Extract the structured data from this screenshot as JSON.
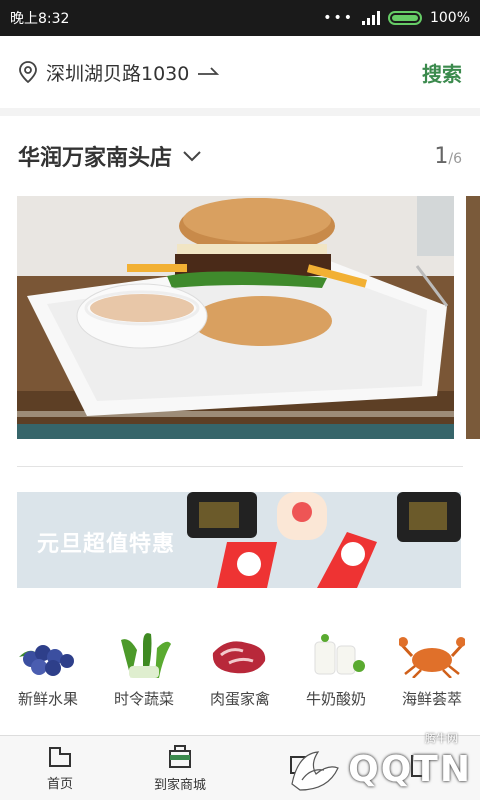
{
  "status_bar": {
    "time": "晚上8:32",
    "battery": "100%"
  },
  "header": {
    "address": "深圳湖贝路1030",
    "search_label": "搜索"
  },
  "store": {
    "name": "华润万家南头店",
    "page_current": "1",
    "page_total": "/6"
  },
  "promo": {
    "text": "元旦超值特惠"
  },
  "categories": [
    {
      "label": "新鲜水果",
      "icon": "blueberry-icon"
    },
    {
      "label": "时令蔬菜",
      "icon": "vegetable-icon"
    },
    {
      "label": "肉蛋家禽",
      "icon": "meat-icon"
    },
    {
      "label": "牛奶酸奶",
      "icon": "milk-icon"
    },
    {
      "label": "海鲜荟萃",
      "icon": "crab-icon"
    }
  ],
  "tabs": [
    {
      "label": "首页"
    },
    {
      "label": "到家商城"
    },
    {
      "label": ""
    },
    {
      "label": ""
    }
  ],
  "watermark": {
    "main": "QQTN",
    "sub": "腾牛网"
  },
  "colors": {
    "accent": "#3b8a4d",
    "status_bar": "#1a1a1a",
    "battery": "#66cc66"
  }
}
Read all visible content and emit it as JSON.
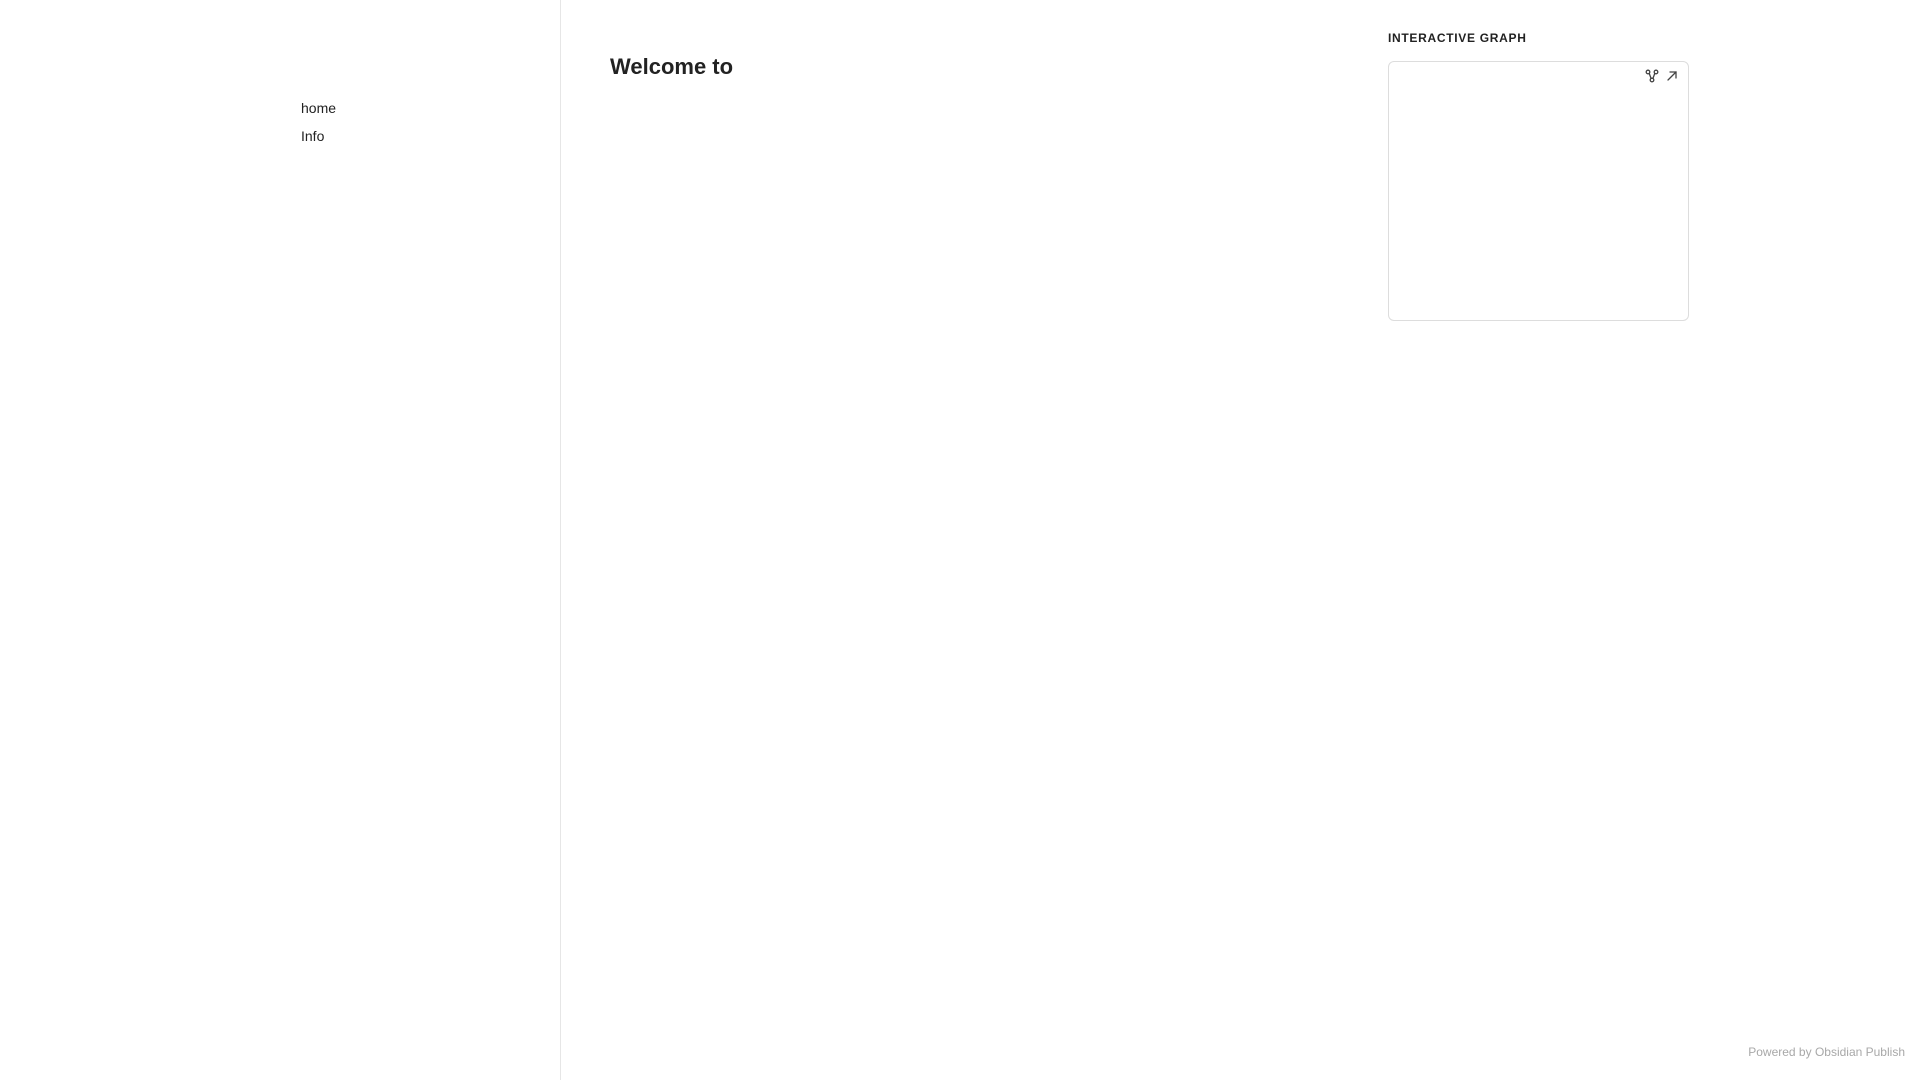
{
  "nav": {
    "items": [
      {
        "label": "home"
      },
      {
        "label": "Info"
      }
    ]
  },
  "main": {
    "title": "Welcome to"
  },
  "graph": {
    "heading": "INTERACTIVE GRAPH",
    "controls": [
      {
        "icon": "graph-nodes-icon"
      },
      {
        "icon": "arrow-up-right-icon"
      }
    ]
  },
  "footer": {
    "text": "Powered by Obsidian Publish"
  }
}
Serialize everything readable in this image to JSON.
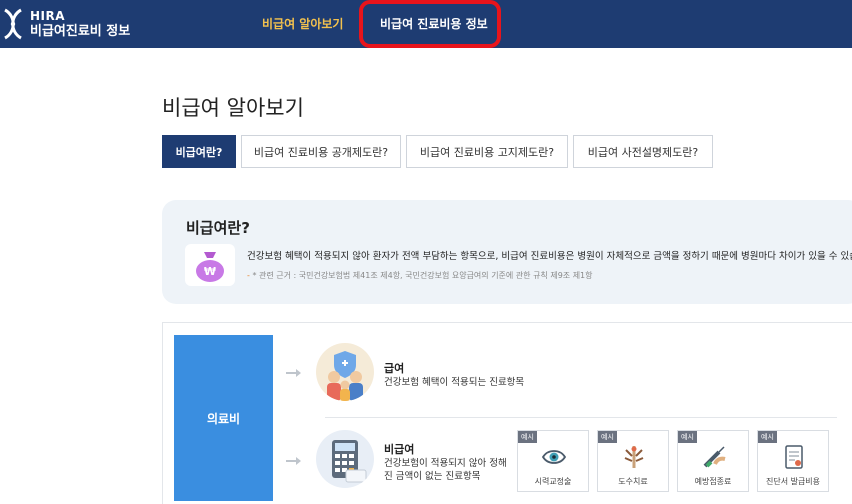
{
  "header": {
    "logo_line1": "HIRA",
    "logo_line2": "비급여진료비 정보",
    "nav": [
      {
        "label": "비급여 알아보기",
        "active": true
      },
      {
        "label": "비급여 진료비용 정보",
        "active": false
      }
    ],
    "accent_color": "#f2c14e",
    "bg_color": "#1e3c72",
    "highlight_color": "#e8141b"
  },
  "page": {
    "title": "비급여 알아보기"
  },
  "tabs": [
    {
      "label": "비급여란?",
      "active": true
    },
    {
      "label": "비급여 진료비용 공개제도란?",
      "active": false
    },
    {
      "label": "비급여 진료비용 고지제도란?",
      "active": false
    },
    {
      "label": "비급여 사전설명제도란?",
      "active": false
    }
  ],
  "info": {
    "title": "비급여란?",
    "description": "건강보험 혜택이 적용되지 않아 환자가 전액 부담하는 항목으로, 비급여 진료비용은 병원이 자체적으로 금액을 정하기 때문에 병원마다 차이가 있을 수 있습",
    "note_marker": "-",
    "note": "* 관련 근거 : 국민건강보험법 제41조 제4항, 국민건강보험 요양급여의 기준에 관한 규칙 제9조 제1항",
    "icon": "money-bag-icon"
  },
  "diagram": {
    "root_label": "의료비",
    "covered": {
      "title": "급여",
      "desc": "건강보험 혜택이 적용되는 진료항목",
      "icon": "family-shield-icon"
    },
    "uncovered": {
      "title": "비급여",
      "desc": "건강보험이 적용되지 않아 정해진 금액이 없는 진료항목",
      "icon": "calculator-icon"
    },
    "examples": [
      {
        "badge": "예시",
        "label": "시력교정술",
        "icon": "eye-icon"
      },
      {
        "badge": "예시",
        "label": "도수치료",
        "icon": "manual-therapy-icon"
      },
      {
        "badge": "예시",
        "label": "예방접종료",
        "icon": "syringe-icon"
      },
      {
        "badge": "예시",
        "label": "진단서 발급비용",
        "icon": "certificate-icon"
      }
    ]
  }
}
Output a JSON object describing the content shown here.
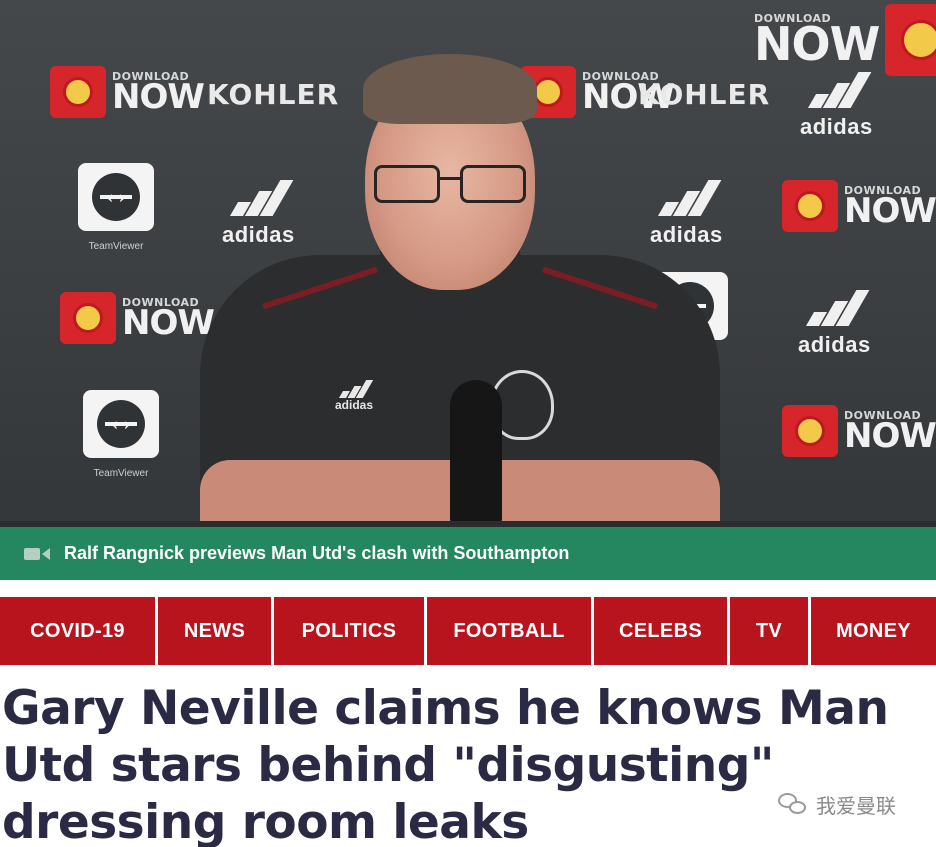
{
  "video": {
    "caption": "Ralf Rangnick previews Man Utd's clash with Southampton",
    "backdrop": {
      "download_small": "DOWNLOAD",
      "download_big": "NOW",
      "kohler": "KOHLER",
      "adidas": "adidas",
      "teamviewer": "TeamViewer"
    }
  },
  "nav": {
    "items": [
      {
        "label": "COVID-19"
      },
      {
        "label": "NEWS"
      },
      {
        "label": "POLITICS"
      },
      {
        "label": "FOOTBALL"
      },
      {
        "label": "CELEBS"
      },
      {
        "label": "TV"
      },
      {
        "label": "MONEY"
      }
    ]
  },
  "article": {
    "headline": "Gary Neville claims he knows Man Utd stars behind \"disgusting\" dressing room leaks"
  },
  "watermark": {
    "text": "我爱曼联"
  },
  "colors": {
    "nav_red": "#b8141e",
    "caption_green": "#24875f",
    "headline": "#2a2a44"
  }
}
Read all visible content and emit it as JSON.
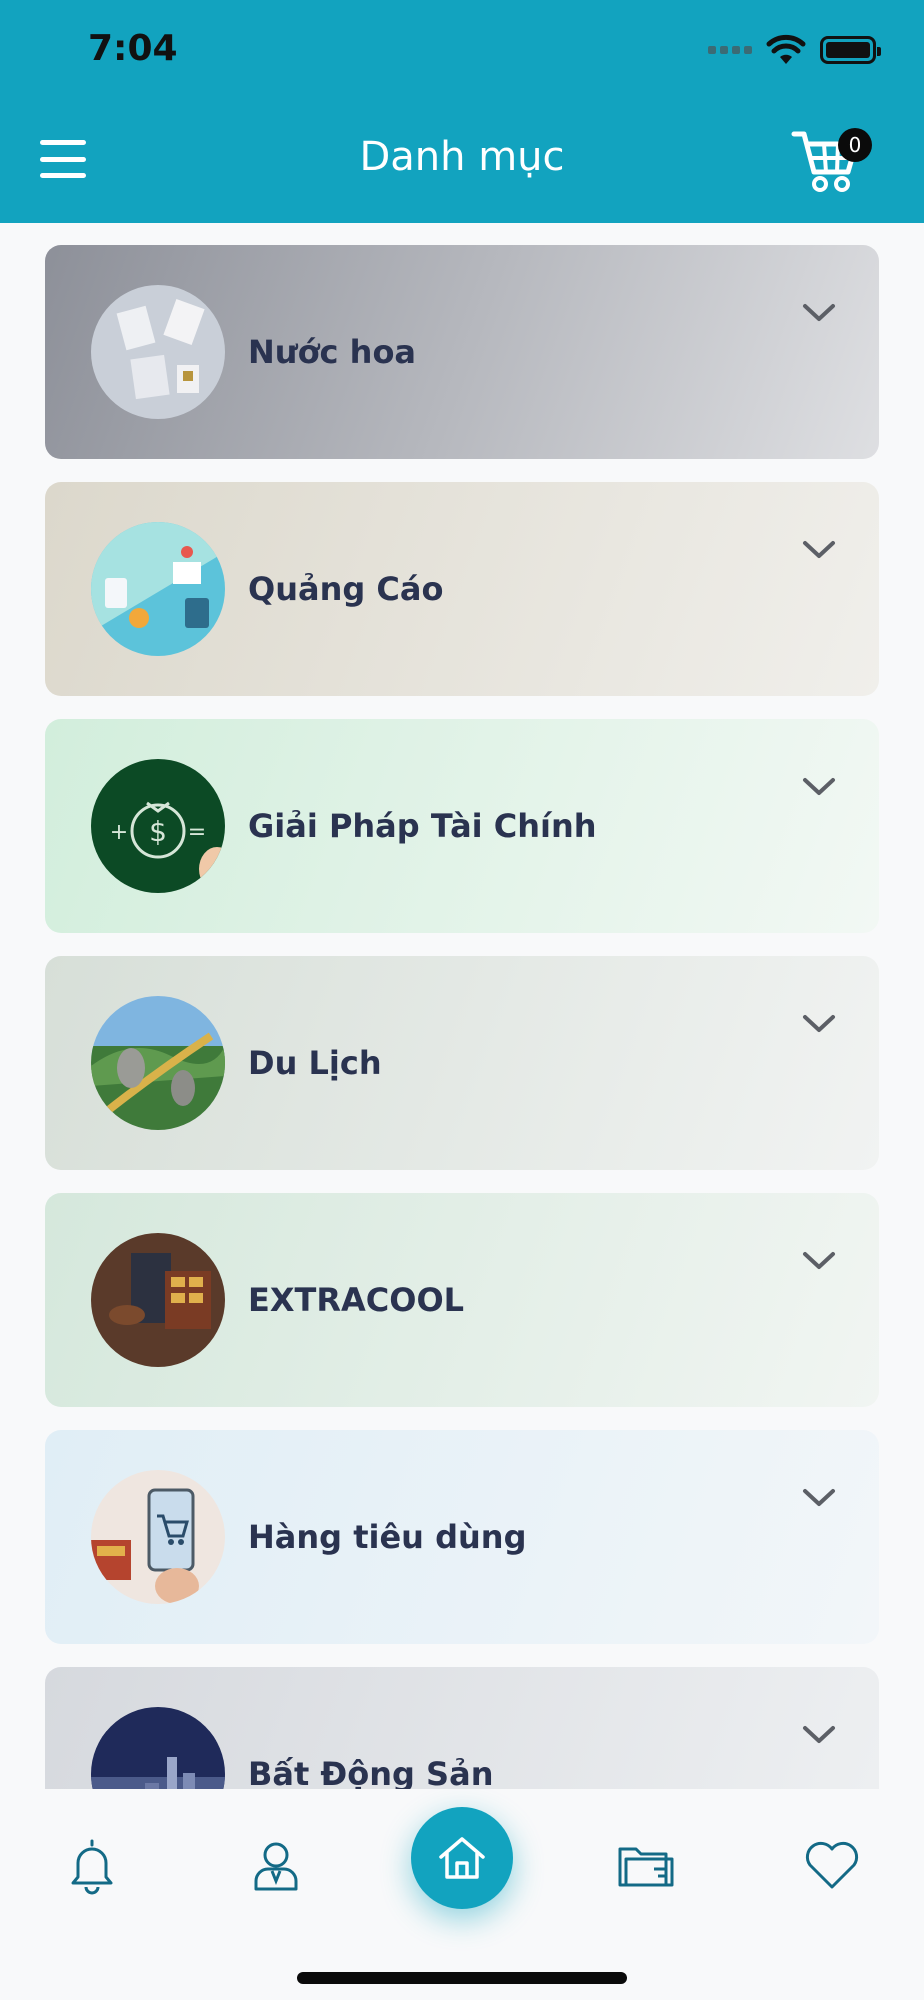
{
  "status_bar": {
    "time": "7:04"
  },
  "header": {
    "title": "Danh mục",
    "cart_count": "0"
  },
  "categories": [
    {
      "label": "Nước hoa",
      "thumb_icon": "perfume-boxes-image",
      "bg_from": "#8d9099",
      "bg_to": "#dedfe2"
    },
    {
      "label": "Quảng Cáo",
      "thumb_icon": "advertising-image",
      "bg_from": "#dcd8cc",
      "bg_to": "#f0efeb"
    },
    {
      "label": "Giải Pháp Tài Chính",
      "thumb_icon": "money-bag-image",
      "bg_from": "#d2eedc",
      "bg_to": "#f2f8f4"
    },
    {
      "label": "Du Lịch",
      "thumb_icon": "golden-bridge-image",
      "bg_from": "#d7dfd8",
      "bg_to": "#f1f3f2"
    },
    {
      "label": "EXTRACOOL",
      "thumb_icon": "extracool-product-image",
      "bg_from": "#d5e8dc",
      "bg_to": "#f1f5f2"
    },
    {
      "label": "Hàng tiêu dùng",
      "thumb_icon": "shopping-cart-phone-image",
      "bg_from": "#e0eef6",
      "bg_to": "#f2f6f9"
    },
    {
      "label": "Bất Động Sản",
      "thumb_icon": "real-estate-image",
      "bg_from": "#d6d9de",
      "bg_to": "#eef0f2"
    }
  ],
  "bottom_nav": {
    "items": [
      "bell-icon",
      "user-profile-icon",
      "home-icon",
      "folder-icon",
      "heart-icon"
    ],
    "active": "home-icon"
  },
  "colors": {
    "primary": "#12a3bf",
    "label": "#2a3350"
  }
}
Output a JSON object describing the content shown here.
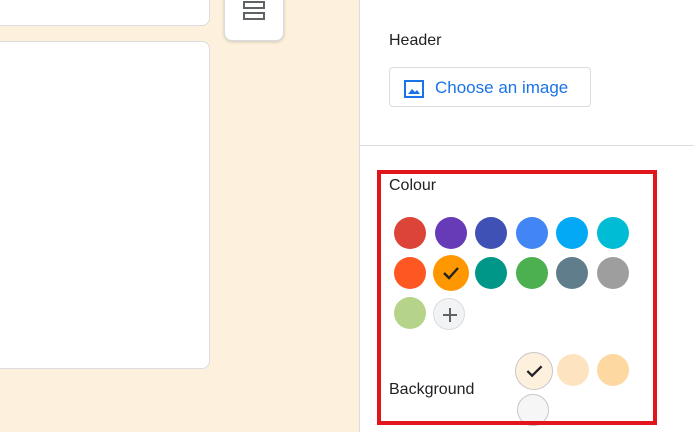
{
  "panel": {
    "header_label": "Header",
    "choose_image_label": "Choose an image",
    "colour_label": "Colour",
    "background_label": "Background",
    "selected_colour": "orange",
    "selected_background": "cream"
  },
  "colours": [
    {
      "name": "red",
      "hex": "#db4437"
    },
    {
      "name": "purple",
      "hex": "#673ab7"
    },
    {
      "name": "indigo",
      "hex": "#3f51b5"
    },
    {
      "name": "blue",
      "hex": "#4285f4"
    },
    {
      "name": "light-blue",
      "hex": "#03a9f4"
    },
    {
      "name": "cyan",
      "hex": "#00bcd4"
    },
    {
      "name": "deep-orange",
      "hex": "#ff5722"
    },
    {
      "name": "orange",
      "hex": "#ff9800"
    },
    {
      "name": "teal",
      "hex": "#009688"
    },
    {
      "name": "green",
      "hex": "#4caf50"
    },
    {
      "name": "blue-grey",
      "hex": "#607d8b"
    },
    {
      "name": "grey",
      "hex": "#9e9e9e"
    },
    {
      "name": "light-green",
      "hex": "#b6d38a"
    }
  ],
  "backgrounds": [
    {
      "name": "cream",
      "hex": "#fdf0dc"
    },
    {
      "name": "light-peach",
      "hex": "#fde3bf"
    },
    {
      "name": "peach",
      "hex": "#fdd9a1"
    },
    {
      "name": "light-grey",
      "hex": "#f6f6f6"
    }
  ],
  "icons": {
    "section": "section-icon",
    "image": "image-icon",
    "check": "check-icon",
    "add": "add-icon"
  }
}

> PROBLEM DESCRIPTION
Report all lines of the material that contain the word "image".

> TASK RESPONSE
Serialize everything readable in this image to JSON.
      "thumb_icon": "perfume-boxes-image",
      "thumb_icon": "advertising-image",
      "thumb_icon": "money-bag-image",
      "thumb_icon": "golden-bridge-image",
      "thumb_icon": "extracool-product-image",
      "thumb_icon": "shopping-cart-phone-image",
      "thumb_icon": "real-estate-image",
    "choose_image_label": "Choose an image",
    "image": "image-icon",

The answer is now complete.